The other day I was in the cinema, watching a British movie, when the camera showed a close-up of an actress dropping a pill into a glass of water. She stirred it with her finger until it dissolved and everyone, everyone, around me groaned in disgust. Colombians, you see, are very particular about hygiene.
Let me give you some examples:
1) As you know, it is almost impossible to find anyone on a bus or TransMilenio who would dare to sit on a warm, recently-vacated seat. Most Colombians believe – whether it is subconscious or not – that there is something dirty or unhygienic about someone else’s body heat. Some will tell you germs can be transmitted that way. That’s funny considering that not only do most Colombians live in jeans, many of them come with padding in the, er, seat area. It would take a particularly feisty germ to fight their way through all that.
2) Most Colombians think it is gross to wash your hands and wipe them on your jeans. While I know a lot of British people who would do exactly that, I always see lines of Colombians patiently drying their hands under those weak hand dryers in public bathrooms. Drying your hands on the tea towel in the kitchen is also a serious no-no.
3) Every Colombian I have lived with (housemate, friend, boyfriend, family-in-law) has been obsessed with washing clothes. I don’t wash my jeans until they start walking by themselves, the same is almost true for hoodies etc. I have lost count of the times I have had the: “Weren’t you wearing that yesterday?” followed by the “Yes, but it’s still clean,” conversation. At least, I guess, it makes my clothes last a bit longer.

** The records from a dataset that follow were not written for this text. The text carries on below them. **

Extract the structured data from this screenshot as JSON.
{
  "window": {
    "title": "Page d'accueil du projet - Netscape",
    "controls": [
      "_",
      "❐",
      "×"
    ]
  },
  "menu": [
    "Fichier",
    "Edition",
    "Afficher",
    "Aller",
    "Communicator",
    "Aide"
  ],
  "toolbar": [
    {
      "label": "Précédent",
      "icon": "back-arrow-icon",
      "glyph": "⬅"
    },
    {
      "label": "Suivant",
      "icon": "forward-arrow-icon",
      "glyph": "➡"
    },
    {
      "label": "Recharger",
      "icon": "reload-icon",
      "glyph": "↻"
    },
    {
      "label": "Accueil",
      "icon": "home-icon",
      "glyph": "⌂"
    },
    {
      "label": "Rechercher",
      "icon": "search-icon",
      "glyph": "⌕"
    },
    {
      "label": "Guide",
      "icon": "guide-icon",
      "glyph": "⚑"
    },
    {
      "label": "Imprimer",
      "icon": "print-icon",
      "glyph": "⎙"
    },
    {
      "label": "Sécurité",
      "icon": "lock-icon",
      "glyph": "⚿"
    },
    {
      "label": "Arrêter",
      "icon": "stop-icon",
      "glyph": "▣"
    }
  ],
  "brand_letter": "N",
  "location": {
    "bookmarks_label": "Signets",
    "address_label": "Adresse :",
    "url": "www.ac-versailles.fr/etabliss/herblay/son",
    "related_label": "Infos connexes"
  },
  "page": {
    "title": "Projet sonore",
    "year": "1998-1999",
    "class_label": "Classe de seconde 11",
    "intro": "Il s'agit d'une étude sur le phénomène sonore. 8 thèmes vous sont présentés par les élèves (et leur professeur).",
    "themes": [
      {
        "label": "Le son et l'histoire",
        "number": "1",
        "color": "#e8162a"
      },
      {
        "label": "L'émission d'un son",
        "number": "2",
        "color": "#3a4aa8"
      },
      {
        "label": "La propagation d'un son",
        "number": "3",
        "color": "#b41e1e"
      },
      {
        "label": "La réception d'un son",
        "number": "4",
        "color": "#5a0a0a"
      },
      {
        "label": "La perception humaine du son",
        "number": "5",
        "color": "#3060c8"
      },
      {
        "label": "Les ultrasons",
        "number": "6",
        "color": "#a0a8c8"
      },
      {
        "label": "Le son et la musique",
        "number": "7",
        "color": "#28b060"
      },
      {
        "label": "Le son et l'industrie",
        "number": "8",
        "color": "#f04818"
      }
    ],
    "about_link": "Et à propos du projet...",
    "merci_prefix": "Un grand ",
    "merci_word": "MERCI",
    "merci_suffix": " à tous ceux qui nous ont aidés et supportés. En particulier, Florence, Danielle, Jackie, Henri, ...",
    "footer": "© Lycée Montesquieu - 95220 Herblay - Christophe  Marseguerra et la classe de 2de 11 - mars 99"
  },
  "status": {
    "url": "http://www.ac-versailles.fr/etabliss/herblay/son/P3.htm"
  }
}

4) I would love to see statistics for the paper napkin consumption in this country. No-one does anything without a serviette. I must be handed at least ten a day (“Here’s your coffee and yes, it is obvious to me you are going to spill it, despite the fact it comes with a lid so, yes, here you go, here’s a napkin.”) I must feel a bit bad for the environment because the other day I opened a drawer and found dozens of abandoned, unused serviettes I had shoved there in a fit of guilt.
5) Not all but plenty of my Colombian friends are squeamish about the issue of food/drink sharing. “Want to try my drink?” is often followed by “Let me get you another straw,” in the same way as: “Would you like to try this cake?” is often followed by: “Can you ask the guy to get us another fork?” I never worry about these things and sometimes wonder if it is the only reason I managed to eat so much street food in Delhi, India and still remain in the best of health.
6) Today, when I was mentally writing this post, I watched one of my colleagues furiously clean his computer with a red cloth and a bottle of alcohol we obviously keep in the office for such purposes. I may previously have worked in the traditionally chaotic world of newspapers, but I never once witnessed a colleague scrubbing his computer. It should be noted that we have a very efficient cleaner who does that stuff at night.
But as with all of these crumbs of cultural difference – and there are many – I chuckle and enjoy my Britishness, because I am oh-so-different and I do things in my own peculiar way. Last week one of the guys in my office bought a mountain of arepas to work. We sat down contentedly to eat them but, half way through and without realising what I was doing, I stood and went to the bathroom sink where I washed my hands.
It was only when I sat down again did I realise what had just happened. “Am I crazy?” I thought to myself. “Did I seriously just go and wash my hands, halfway through eating an arepa?” Of course, my paws were greasy again within seconds and I only had to wash them again, for the third time, when I was done.
I may fight, I may giggle, I may remonstrate and I may resist many things here but if ever there was proof that I am slowly turning into a Colombian, that one was probably it.
Like this? You’ll love Colombia a comedy of errors.